Residents say it was not enough of a heads-up.
“You have to do more than just post a notice. Neighborhoods are working ... 18-hour days,” said Nathan Shroyer, a DNIA member who lives in Esplanade Ridge, more than six blocks from the project.
The project is in the district of Councilman Jay Batt, who was vying for District A re-election Saturday. Election results were not known before the Thursday CityBusiness press deadline. Batt could not be reached for comment.
MIT study
Urban planning students from the Massachusetts Institute of Technology, who were studying uses for the Lafitte Corridor as a green space, were also surprised by the LIFT deal.
MIT graduate student Sharlene Leurig said she and four fellow students received a $5,000 grant to study open space in post-Katrina New Orleans.
“This is such an essential connector for the city at large,” Leurig said.
Daniel Taylor, facility developer and executive architect for Film Factory LLC, the LIFT-owned company developing the studio, said the project was publicized.
“The only thing people from the Planning Commission received was positive feedback from the public notices,” Taylor said.
News of the movie studio went national after an Associated Press story ran March 16, he said.
Taylor said developers would be happy to meet with residents to discuss the project. He said LIFT plans to build a $750,000 bike path along Lafitte Street as well as create some green space and improve lighting, signage and landscaping.
The bike path, which will run from Claiborne Avenue to North Galvez Street, would “be in keeping with previous planning studies as well as the 1999 land use plan,” according to the City Planning Commission.
LIFT plans to pay for improvements out of its own pocket, Taylor said. LIFT will also sponsor a youth karate club for the Lafitte housing development, he said.
The first phase of the project will include four stages, two student stages and production offices and suites, according to project documents. Later phases will be developed as back lots of the studio.
Addressing complaints about loss of green space, Taylor asked who else was going to provide the resources to buy the land from the railroad and develop the site.
Auction option
Taylor said the next step is for the city to auction the land at a time to be determined. Developers would have until Dec. 31, 2010, to obtain a building permit.
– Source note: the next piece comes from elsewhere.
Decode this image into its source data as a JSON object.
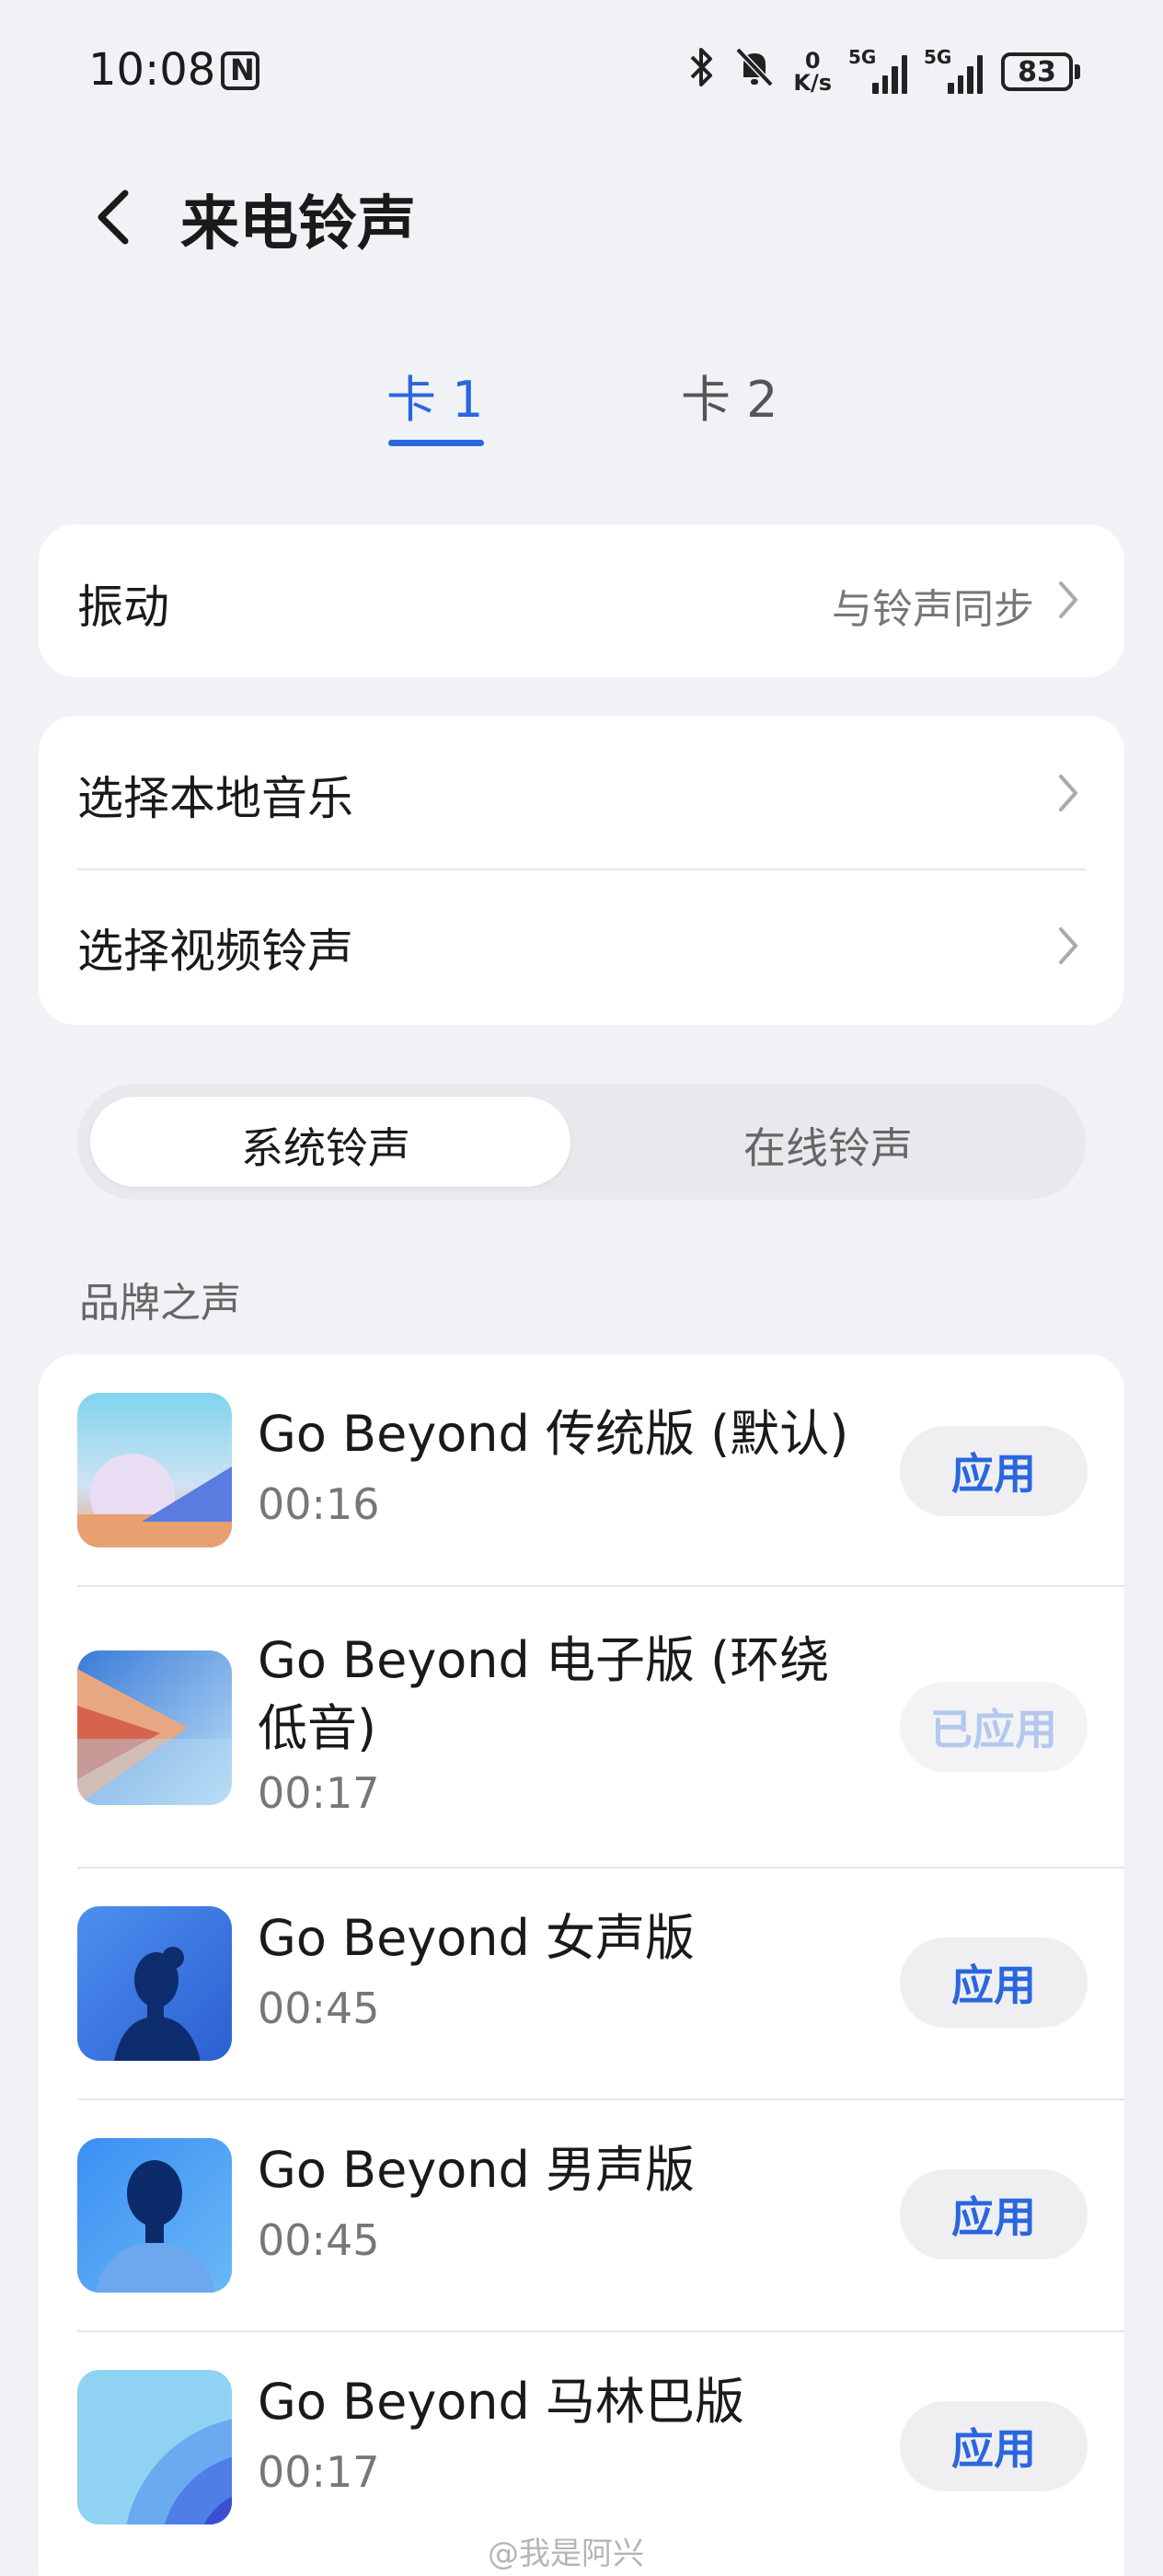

Malcolm Petal, CEO of LIFT, said Louisiana is the third-largest production state behind California and New York with roughly $550 million in production in 2005, thanks to Louisiana’s tax incentive program luring filmmakers to the state.
The new studio, which will be roughly 300,000 square feet, will help Louisiana maintain its moviemaking momentum, Petal said.
“If we have enough infrastructure and we own enough of the means of production ourselves, eventually we wouldn’t have to have the best tax credit program,” he said.
LIFT, created in 2002, is Louisiana’s largest full-service film and television production studio. It has produced more than 30 feature films and television programs and spent more than $200 million on production.
Petal said the Lafitte Corridor was identified in June as a potential site for the project.
“It was the last largest parcel of undeveloped land close enough to the downtown hospitality infrastructure. We needed to be close to downtown New Orleans,” he said.
Petal said it would be “technically impossible” and too costly to build the studio without the city property.•

Anonymous said...

Next?
Watch out Ernest Collins, David White and Ray Nagin!